I’m not sure it’s a resurgence, so much as an exploration. Blatche has proven creative offensively without stretching himself (except for, uh, that time he stretched himself), and has also attacked the offensive glass with a particular intensity.
With Blatche starting for Brooklyn, the Nets are okay — they’re a -.5 per 48 minutes, which is essentially neutral, and frankly kind of impressive with two games against Miami and Oklahoma City. It’s the best plus-minus of any Nets player in the past four games, and it passes the smell test; the team does look better on both ends of the floor with Blatche in since Lopez’s injury.
Boy, does it look better. With Blatche off the floor, the Nets have fallen apart; the team is nine points per 100 possessions worse offensively and almost 14 points per 100 possessions worse defensively. They’ve grabbed just 45.5% of all available rebounds — well below the league average. In team rebounding, Blatche has been even more effective than Reggie Evans in this stretch.

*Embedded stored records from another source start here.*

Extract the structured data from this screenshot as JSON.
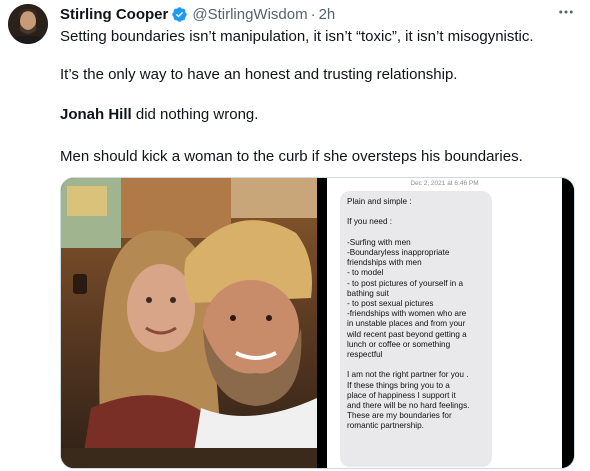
{
  "author": {
    "name": "Stirling Cooper",
    "handle": "@StirlingWisdom",
    "separator": "·",
    "time": "2h",
    "verified": true,
    "avatar_icon": "profile-avatar"
  },
  "more_icon": "more-horizontal-icon",
  "tweet": {
    "line1": "Setting boundaries isn’t manipulation, it isn’t “toxic”, it isn’t misogynistic.",
    "line2": "It’s the only way to have an honest and trusting relationship.",
    "line3_bold": "Jonah Hill",
    "line3_rest": " did nothing wrong.",
    "line4": "Men should kick a woman to the curb if she oversteps his boundaries."
  },
  "media": {
    "screenshot_date": "Dec 2, 2021 at 6:46 PM",
    "message_lines": [
      "Plain and simple :",
      "",
      "If you need :",
      "",
      "-Surfing with men",
      "-Boundaryless inappropriate",
      "friendships with men",
      "- to model",
      "- to post pictures of yourself in a",
      "bathing suit",
      "- to post sexual pictures",
      "-friendships with women who are",
      "in unstable places and from your",
      "wild recent past beyond getting a",
      "lunch or coffee or something",
      "respectful",
      "",
      "I am not the right partner for you .",
      "If these things bring you to a",
      "place of happiness I support it",
      "and there will be no hard feelings.",
      "These are my boundaries for",
      "romantic partnership."
    ]
  },
  "colors": {
    "verified_blue": "#1d9bf0",
    "muted_text": "#536471",
    "text": "#0f1419"
  }
}
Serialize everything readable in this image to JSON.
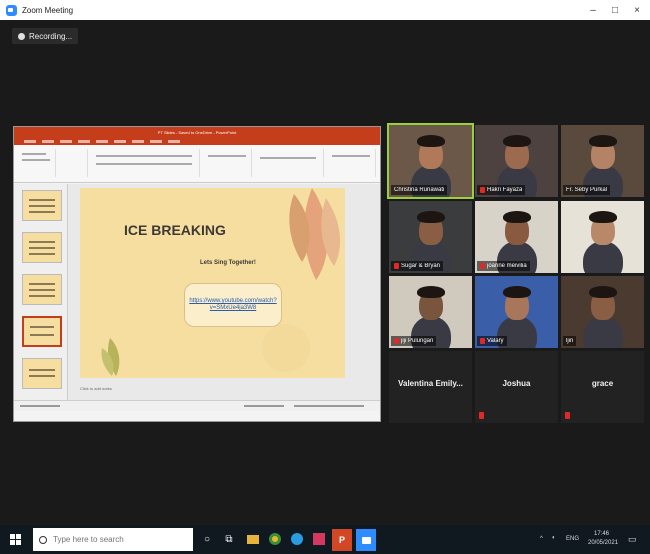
{
  "window": {
    "title": "Zoom Meeting",
    "controls": [
      "–",
      "□",
      "×"
    ]
  },
  "recording": {
    "label": "Recording..."
  },
  "share": {
    "ppt_title": "PT Slides - Saved to OneDrive - PowerPoint",
    "slide_title": "ICE BREAKING",
    "slide_subtitle": "Lets Sing Together!",
    "slide_link": "https://www.youtube.com/watch?v=SMxUe4ja3W8",
    "notes": "Click to add notes",
    "thumb_count": 5,
    "selected_thumb": 4
  },
  "participants": [
    {
      "name": "Christina Ruriawati",
      "video": true,
      "muted": false,
      "active": true,
      "bg": "#6b5848",
      "skin": "#b07a5a"
    },
    {
      "name": "Hakri Fayaza",
      "video": true,
      "muted": true,
      "bg": "#4e4240",
      "skin": "#9c6a4e"
    },
    {
      "name": "Fr. Seby Purkal",
      "video": true,
      "muted": false,
      "bg": "#5a4a3e",
      "skin": "#b48264"
    },
    {
      "name": "Sugar & Bryan",
      "video": true,
      "muted": true,
      "bg": "#3a3c3e",
      "skin": "#8a5e44"
    },
    {
      "name": "joanne meivilia",
      "video": true,
      "muted": true,
      "bg": "#d8d3c8",
      "skin": "#8a5a40"
    },
    {
      "name": "",
      "video": true,
      "muted": false,
      "bg": "#e7e2d8",
      "skin": "#b88868"
    },
    {
      "name": "jiji Pulungan",
      "video": true,
      "muted": true,
      "bg": "#cfc9be",
      "skin": "#7a553e"
    },
    {
      "name": "Valary",
      "video": true,
      "muted": true,
      "bg": "#3b5ea8",
      "skin": "#a8765a"
    },
    {
      "name": "ljin",
      "video": true,
      "muted": false,
      "bg": "#4a3a30",
      "skin": "#8a5e44"
    },
    {
      "name": "Valentina Emily...",
      "video": false,
      "muted": false
    },
    {
      "name": "Joshua",
      "video": false,
      "muted": true
    },
    {
      "name": "grace",
      "video": false,
      "muted": true
    }
  ],
  "taskbar": {
    "search_placeholder": "Type here to search",
    "tray_lang": "ENG",
    "time": "17:46",
    "date": "20/05/2021"
  },
  "colors": {
    "accent_active": "#9ad13a",
    "ppt_red": "#c43e1c",
    "slide_bg": "#f6dea1",
    "mic_muted": "#e02828"
  }
}
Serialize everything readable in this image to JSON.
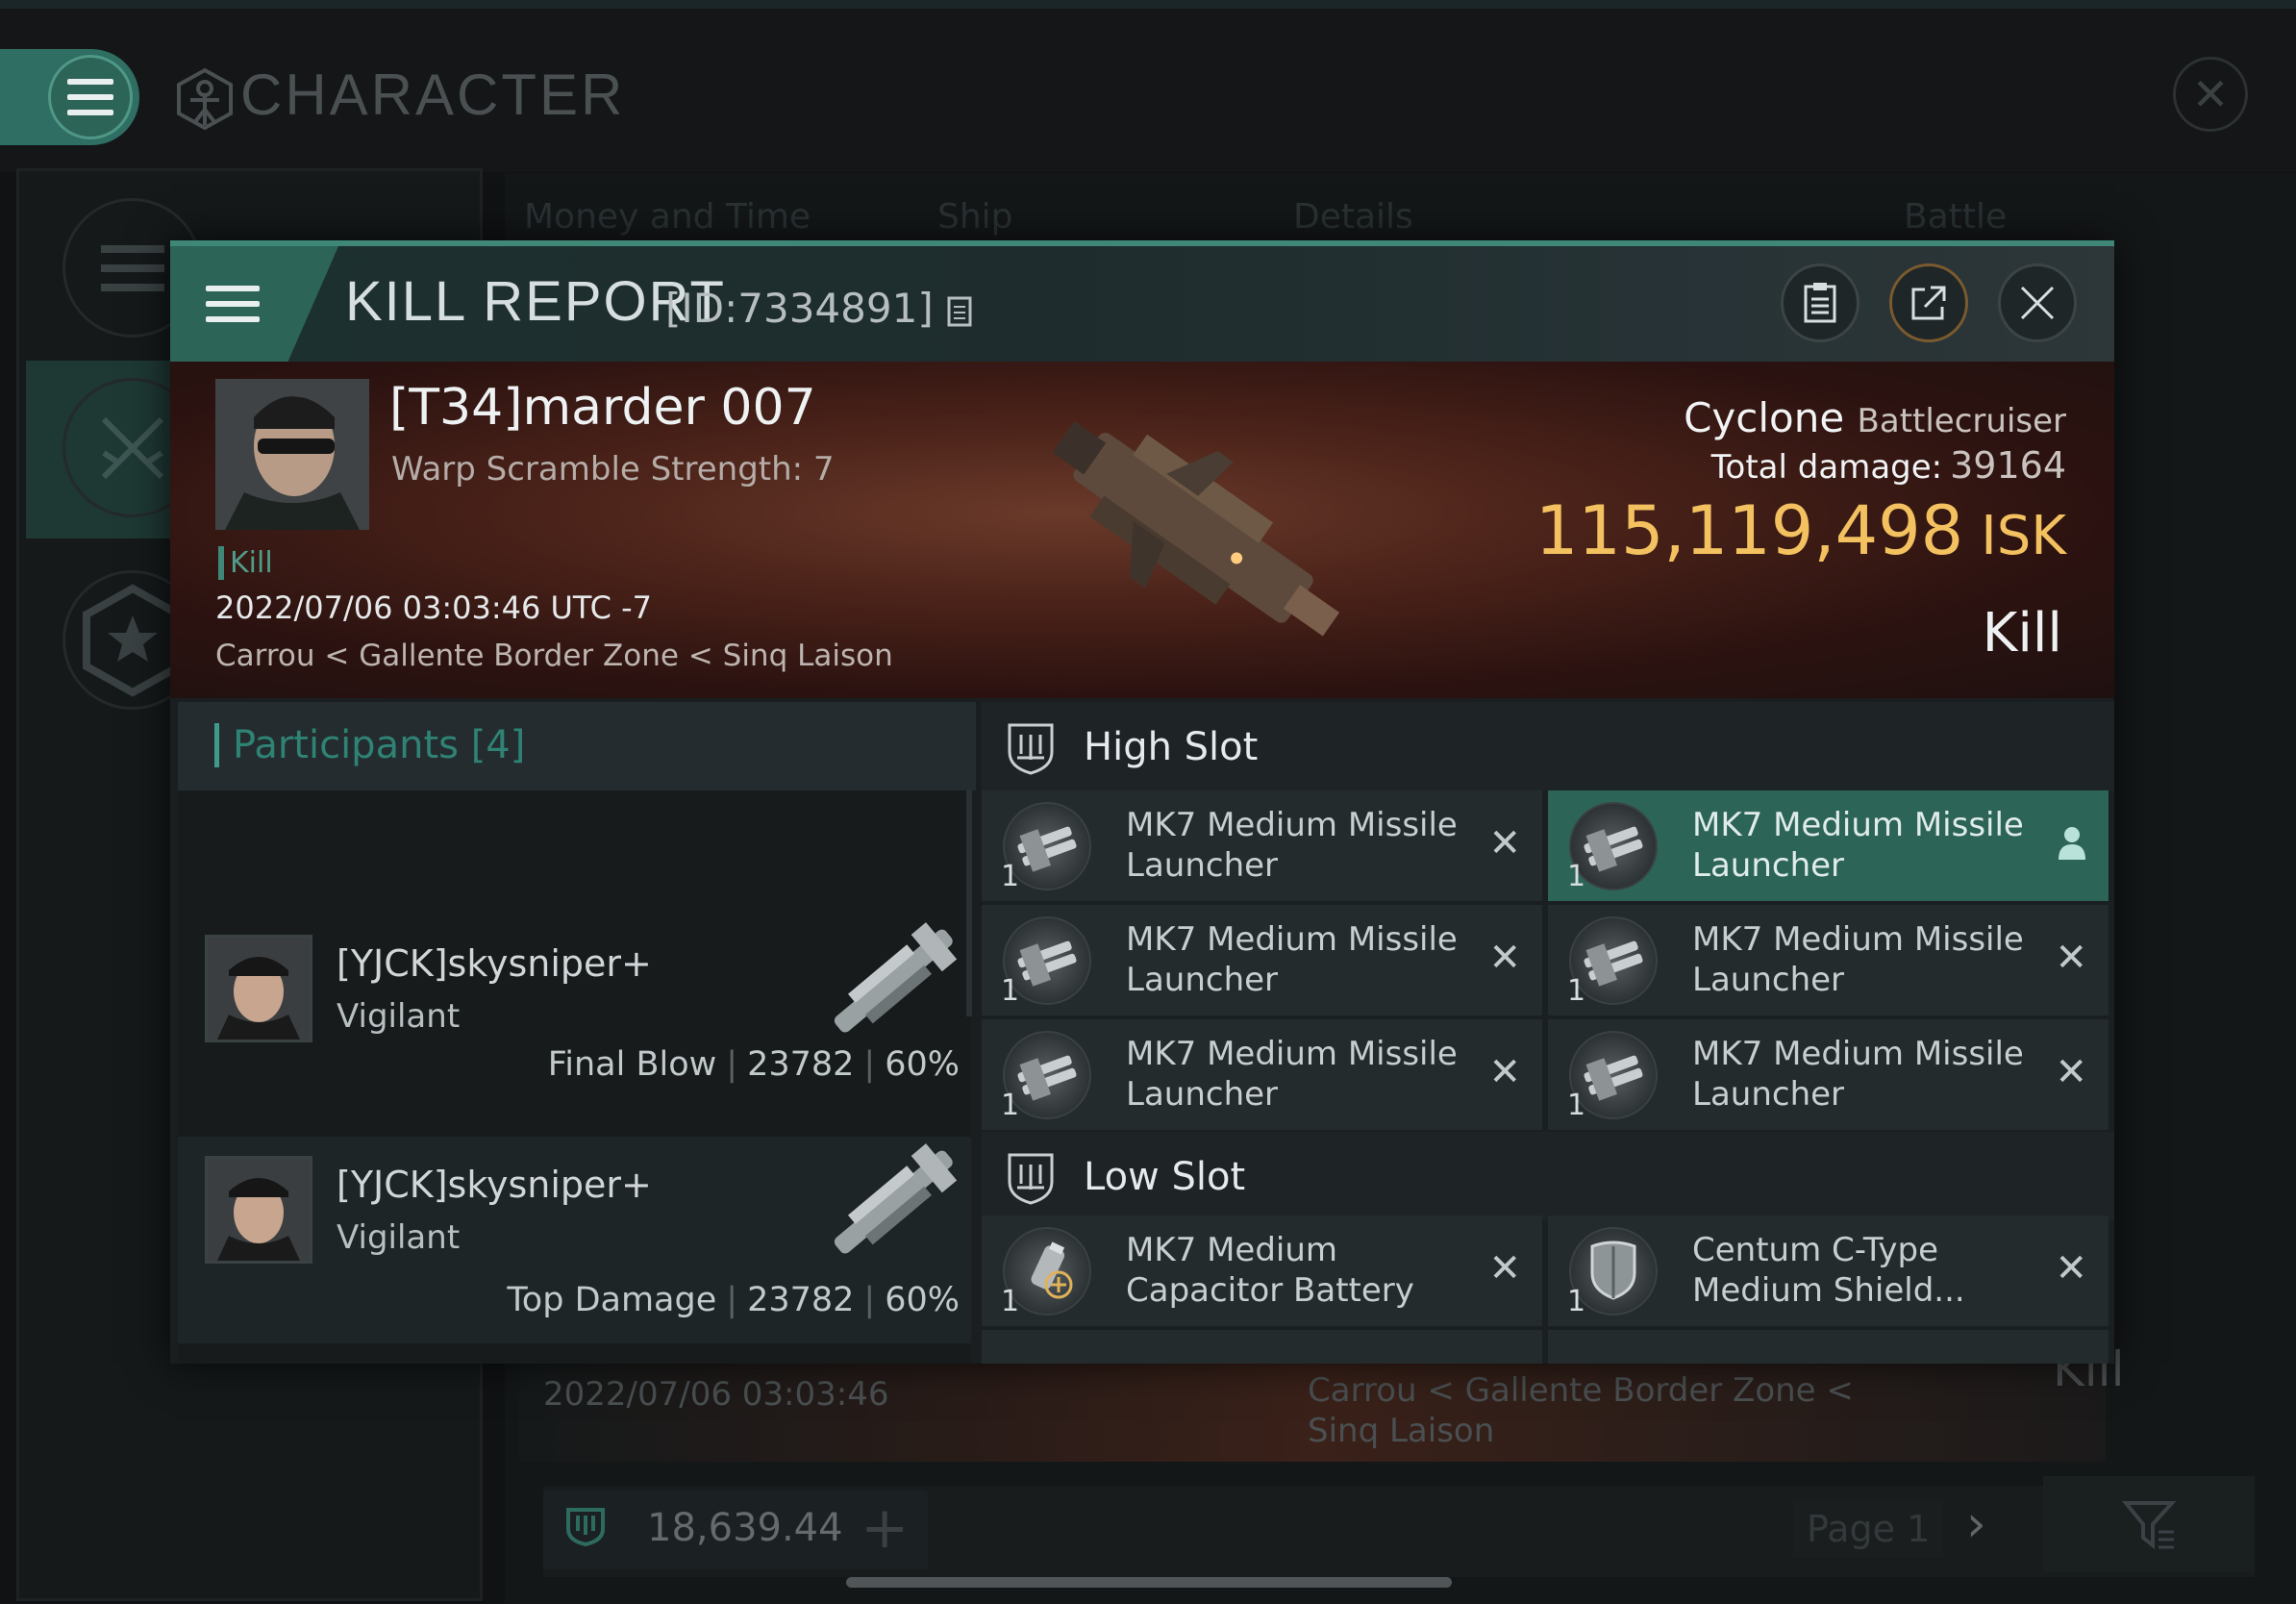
{
  "app": {
    "title": "CHARACTER"
  },
  "background": {
    "tabs": [
      "Money and Time",
      "Ship",
      "Details",
      "Battle Status"
    ],
    "row_date": "2022/07/06  03:03:46",
    "row_location": "Carrou < Gallente Border Zone < Sinq Laison",
    "row_result": "Kill",
    "wallet_value": "18,639.44",
    "page_label": "Page 1"
  },
  "kill_report": {
    "title": "KILL REPORT",
    "id_label": "[ID:7334891]",
    "victim": {
      "name": "[T34]marder 007",
      "warp_scramble": "Warp Scramble Strength: 7",
      "tag": "Kill",
      "datetime": "2022/07/06 03:03:46 UTC -7",
      "location": "Carrou < Gallente Border Zone < Sinq Laison"
    },
    "ship": {
      "name": "Cyclone",
      "class": "Battlecruiser",
      "total_damage_label": "Total damage:",
      "total_damage": "39164",
      "value": "115,119,498",
      "currency": "ISK",
      "result": "Kill"
    },
    "participants": {
      "label": "Participants",
      "count": "[4]",
      "rows": [
        {
          "name": "[YJCK]skysniper+",
          "ship": "Vigilant",
          "role": "Final Blow",
          "damage": "23782",
          "percent": "60%"
        },
        {
          "name": "[YJCK]skysniper+",
          "ship": "Vigilant",
          "role": "Top Damage",
          "damage": "23782",
          "percent": "60%"
        }
      ]
    },
    "high_slot": {
      "title": "High Slot",
      "items": [
        {
          "name": "MK7 Medium Missile Launcher",
          "qty": "1",
          "state": "dropped"
        },
        {
          "name": "MK7 Medium Missile Launcher",
          "qty": "1",
          "state": "selected"
        },
        {
          "name": "MK7 Medium Missile Launcher",
          "qty": "1",
          "state": "dropped"
        },
        {
          "name": "MK7 Medium Missile Launcher",
          "qty": "1",
          "state": "dropped"
        },
        {
          "name": "MK7 Medium Missile Launcher",
          "qty": "1",
          "state": "dropped"
        },
        {
          "name": "MK7 Medium Missile Launcher",
          "qty": "1",
          "state": "dropped"
        }
      ]
    },
    "low_slot": {
      "title": "Low Slot",
      "items": [
        {
          "name": "MK7 Medium Capacitor Battery",
          "qty": "1",
          "state": "dropped"
        },
        {
          "name": "Centum C-Type Medium Shield...",
          "qty": "1",
          "state": "dropped"
        }
      ]
    }
  },
  "colors": {
    "accent": "#3f8877",
    "isk": "#f3c15f",
    "selected_item": "#2d6458"
  }
}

Without Andray Blatche, the Bench Mob has turned into the Bench Blob. The second unit that carried the Nets with their starters out has dissipated, as Coach Johnson struggles with a constantly shuffling lineup. Outside of Evans — who missed a game — each member of the Bench Mob has a plus-minus of -11.4 or worse in the past four games, which stands in stark contrast to the previous 14 games of success.
Yes, this is me saying this, the guy that had absolutely zero interest in Zero Hero. But the facts don’t lie: Andray Blatche has been a legitimate, good starting center in these past four games. But he’s a great backup. There’s no need to rush Lopez back if he’s not ready. I just hope he’s ready soon.